A common framework for evaluating human capital, training and early life stimulation/parenting programs is as an investment: resources are invested upfront that generate returns over the longer run (in terms of education, labor market, health, etc.).
Paradoxically, we don’t typically evaluate social assistance programs within this same lens. Instead, anti-poverty programs are typically evaluated by comparing current period benefits (to reducing poverty) to the costs (fiscal cost and distortive efficiency costs of the redistribution).
In this talk, Professor Hilary Hoynes will summarise the recent and growing literature that examines the benefits of the social safety net over the longer run. There is particular interest in evaluating the effects of childhood exposure and access to social assistance programs and how they affect later life education, labor market and health outcomes. These important findings allow us to quantify how investing when children are young can translate to private and public benefits in the longer run.
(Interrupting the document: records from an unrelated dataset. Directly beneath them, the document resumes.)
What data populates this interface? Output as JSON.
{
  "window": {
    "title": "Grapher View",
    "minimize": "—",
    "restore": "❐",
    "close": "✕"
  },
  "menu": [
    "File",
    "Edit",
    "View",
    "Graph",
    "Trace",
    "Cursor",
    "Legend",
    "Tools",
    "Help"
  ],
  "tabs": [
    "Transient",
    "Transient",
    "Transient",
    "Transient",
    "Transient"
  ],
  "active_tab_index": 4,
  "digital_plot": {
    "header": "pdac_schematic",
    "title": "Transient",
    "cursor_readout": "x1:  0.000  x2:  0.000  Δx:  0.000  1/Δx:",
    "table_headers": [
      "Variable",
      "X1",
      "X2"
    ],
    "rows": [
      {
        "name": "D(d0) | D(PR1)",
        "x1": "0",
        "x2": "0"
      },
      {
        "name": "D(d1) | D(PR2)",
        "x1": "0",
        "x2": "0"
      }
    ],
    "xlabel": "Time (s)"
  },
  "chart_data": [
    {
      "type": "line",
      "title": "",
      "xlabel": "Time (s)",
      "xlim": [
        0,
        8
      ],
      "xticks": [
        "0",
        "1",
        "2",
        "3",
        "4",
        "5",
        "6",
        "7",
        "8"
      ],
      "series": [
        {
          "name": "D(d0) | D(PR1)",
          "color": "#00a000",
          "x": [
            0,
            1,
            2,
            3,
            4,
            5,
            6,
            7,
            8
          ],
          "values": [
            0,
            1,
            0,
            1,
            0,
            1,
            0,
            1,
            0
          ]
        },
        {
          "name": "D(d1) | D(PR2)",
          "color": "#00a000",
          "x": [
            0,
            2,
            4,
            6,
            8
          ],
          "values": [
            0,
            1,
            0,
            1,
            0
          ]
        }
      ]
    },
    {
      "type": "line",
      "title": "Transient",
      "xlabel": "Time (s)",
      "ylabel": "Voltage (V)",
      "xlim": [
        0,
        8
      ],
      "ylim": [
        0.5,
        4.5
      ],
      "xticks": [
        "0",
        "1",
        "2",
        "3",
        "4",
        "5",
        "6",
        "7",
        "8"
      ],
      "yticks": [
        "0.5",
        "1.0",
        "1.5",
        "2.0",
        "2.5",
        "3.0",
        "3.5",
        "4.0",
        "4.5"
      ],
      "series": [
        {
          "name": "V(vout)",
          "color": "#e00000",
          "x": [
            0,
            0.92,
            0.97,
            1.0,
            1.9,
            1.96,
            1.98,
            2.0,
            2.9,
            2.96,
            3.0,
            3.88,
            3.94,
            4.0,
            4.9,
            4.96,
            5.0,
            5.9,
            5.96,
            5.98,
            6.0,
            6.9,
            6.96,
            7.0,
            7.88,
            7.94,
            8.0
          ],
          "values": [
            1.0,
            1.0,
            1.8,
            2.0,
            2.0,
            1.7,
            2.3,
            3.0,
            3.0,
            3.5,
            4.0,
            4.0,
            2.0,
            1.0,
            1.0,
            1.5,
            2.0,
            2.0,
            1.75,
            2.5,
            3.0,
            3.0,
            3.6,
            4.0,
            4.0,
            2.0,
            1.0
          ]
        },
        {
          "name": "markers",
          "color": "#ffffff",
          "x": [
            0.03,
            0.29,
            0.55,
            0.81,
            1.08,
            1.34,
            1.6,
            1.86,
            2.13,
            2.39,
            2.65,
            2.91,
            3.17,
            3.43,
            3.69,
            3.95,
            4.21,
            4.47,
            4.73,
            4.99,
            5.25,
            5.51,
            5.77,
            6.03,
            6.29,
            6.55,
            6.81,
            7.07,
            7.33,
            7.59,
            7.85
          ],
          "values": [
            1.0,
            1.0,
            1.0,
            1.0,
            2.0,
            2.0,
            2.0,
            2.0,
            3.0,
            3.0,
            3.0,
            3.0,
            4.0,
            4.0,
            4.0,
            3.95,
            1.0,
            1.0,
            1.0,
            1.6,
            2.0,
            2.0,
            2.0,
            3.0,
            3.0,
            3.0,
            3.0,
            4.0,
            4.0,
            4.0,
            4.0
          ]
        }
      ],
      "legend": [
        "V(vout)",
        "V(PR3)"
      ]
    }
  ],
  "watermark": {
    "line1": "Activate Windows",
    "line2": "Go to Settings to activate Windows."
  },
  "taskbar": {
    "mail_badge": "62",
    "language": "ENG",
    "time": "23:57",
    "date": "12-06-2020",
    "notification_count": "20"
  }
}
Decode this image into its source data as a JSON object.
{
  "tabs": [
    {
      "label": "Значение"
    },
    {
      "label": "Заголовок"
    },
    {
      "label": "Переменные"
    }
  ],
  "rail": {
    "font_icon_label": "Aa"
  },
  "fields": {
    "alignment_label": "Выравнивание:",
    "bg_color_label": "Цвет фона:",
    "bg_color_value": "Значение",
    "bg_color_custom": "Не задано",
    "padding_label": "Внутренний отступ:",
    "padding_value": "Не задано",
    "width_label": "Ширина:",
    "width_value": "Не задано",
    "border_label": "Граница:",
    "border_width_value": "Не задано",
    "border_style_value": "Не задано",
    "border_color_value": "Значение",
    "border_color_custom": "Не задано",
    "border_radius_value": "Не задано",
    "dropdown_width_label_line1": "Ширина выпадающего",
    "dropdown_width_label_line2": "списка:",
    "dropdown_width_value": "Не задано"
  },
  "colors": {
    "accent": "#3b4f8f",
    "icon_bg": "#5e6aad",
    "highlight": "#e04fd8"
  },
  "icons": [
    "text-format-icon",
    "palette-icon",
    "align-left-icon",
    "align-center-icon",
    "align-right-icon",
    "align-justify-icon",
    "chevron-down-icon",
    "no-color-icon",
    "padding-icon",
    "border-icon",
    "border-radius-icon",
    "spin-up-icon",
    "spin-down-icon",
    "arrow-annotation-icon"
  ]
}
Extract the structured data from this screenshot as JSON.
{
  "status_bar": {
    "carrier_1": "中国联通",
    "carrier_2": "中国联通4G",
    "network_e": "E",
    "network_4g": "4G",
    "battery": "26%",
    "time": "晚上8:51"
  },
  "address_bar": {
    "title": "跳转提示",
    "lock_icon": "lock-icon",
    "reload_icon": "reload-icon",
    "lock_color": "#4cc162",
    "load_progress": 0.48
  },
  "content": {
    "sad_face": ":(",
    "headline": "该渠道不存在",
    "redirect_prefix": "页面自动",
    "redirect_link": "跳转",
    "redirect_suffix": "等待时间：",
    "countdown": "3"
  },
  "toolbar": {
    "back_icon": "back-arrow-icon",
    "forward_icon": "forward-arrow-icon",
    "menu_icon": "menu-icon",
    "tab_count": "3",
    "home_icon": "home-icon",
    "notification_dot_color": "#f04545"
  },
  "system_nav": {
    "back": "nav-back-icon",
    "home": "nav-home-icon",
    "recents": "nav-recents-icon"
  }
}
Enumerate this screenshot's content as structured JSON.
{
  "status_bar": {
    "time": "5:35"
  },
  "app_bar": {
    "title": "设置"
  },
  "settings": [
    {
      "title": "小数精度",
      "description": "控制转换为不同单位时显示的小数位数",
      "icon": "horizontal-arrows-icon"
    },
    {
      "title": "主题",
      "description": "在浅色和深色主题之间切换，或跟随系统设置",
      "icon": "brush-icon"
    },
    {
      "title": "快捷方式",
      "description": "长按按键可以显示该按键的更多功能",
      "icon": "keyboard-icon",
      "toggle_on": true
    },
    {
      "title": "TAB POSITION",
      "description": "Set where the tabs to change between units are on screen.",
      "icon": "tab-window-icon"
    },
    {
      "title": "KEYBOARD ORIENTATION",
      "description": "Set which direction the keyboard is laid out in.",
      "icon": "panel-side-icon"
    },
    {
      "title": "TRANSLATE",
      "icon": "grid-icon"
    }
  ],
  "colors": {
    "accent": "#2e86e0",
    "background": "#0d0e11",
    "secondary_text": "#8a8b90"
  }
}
Hilary Hoynes is a Professor of Economics and Public Policy and holds the Haas Distinguished Chair in Economic Disparities at the University of California Berkeley.